▶ **Exercise aim**
When you reach the line that contains "Read all visible content and emit it as JSON.", begin copying exactly and continue through the last line below. Do not copy pictures.

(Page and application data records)
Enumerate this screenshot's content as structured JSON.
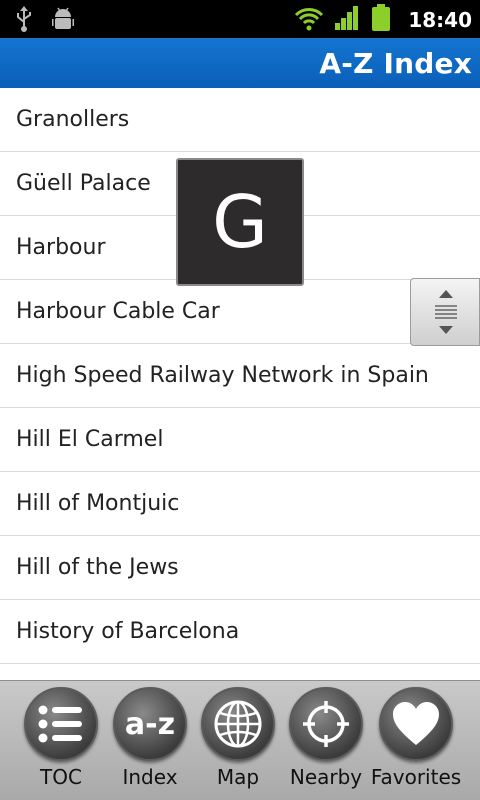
{
  "status_bar": {
    "time": "18:40",
    "icons": [
      "usb-icon",
      "android-debug-icon",
      "wifi-icon",
      "signal-icon",
      "battery-icon"
    ]
  },
  "title_bar": {
    "title": "A-Z Index"
  },
  "list": {
    "items": [
      "Granollers",
      "Güell Palace",
      "Harbour",
      "Harbour Cable Car",
      "High Speed Railway Network in Spain",
      "Hill El Carmel",
      "Hill of Montjuic",
      "Hill of the Jews",
      "History of Barcelona"
    ]
  },
  "fast_scroll": {
    "current_letter": "G"
  },
  "toolbar": {
    "items": [
      {
        "label": "TOC",
        "icon": "list-icon"
      },
      {
        "label": "Index",
        "icon": "a-z-icon",
        "icon_text": "a-z"
      },
      {
        "label": "Map",
        "icon": "globe-icon"
      },
      {
        "label": "Nearby",
        "icon": "crosshair-icon"
      },
      {
        "label": "Favorites",
        "icon": "heart-icon"
      }
    ]
  },
  "colors": {
    "title_bar": "#0a5fb8",
    "status_bar": "#000000",
    "toolbar": "#b8b8b8",
    "signal_green": "#8ccf2a"
  }
}
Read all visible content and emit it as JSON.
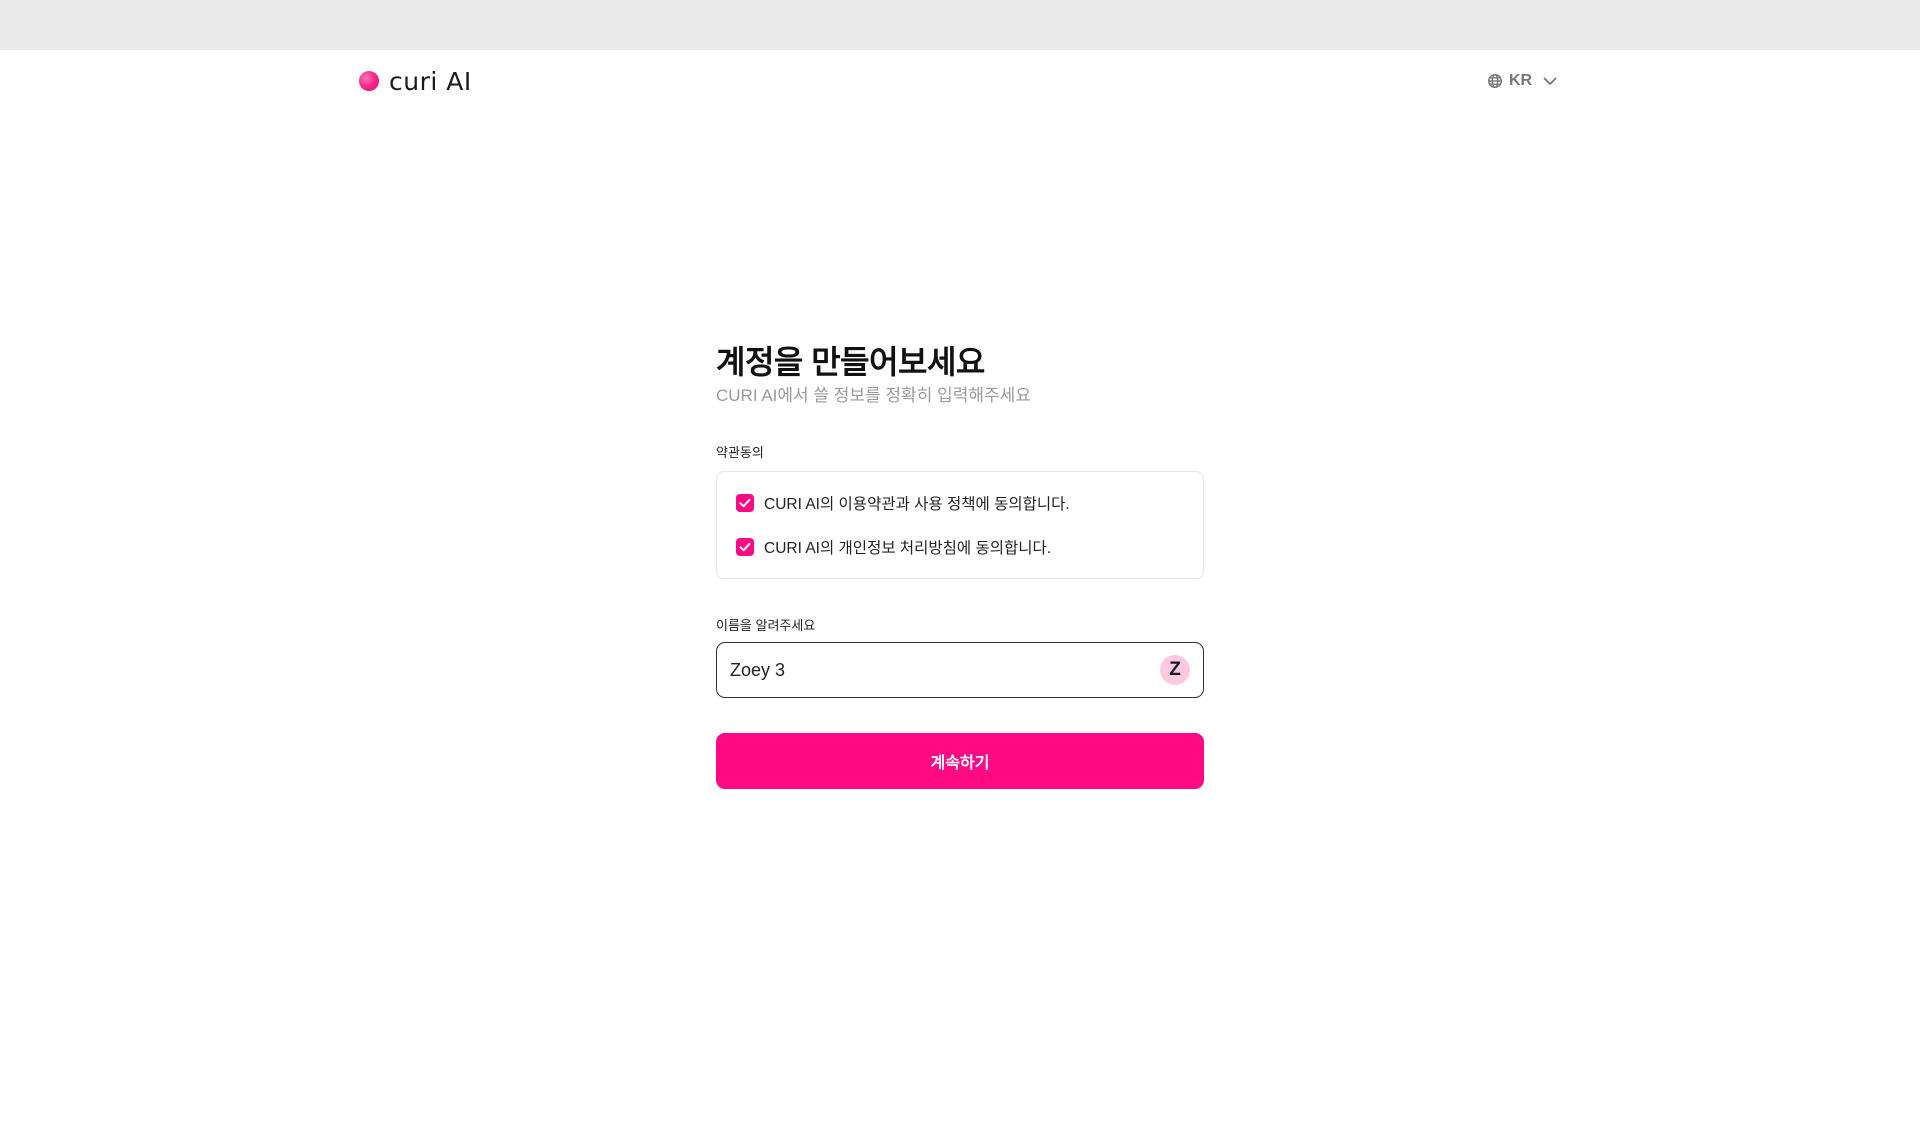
{
  "brand": {
    "logo_text": "curi AI",
    "accent_color": "#ff0a84"
  },
  "header": {
    "language": {
      "label": "KR",
      "icon": "globe-icon",
      "chevron_icon": "chevron-down-icon"
    }
  },
  "form": {
    "title": "계정을 만들어보세요",
    "subtitle": "CURI AI에서 쓸 정보를 정확히 입력해주세요",
    "terms": {
      "label": "약관동의",
      "items": [
        {
          "text": "CURI AI의 이용약관과 사용 정책에 동의합니다.",
          "checked": true
        },
        {
          "text": "CURI AI의 개인정보 처리방침에 동의합니다.",
          "checked": true
        }
      ]
    },
    "name": {
      "label": "이름을 알려주세요",
      "value": "Zoey 3",
      "avatar_initial": "Z"
    },
    "continue_label": "계속하기"
  }
}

▶ **Result of this exercise**
Read all visible content and emit it as JSON.
{
  "brand": {
    "logo_text": "curi AI",
    "accent_color": "#ff0a84"
  },
  "header": {
    "language": {
      "label": "KR",
      "icon": "globe-icon",
      "chevron_icon": "chevron-down-icon"
    }
  },
  "form": {
    "title": "계정을 만들어보세요",
    "subtitle": "CURI AI에서 쓸 정보를 정확히 입력해주세요",
    "terms": {
      "label": "약관동의",
      "items": [
        {
          "text": "CURI AI의 이용약관과 사용 정책에 동의합니다.",
          "checked": true
        },
        {
          "text": "CURI AI의 개인정보 처리방침에 동의합니다.",
          "checked": true
        }
      ]
    },
    "name": {
      "label": "이름을 알려주세요",
      "value": "Zoey 3",
      "avatar_initial": "Z"
    },
    "continue_label": "계속하기"
  }
}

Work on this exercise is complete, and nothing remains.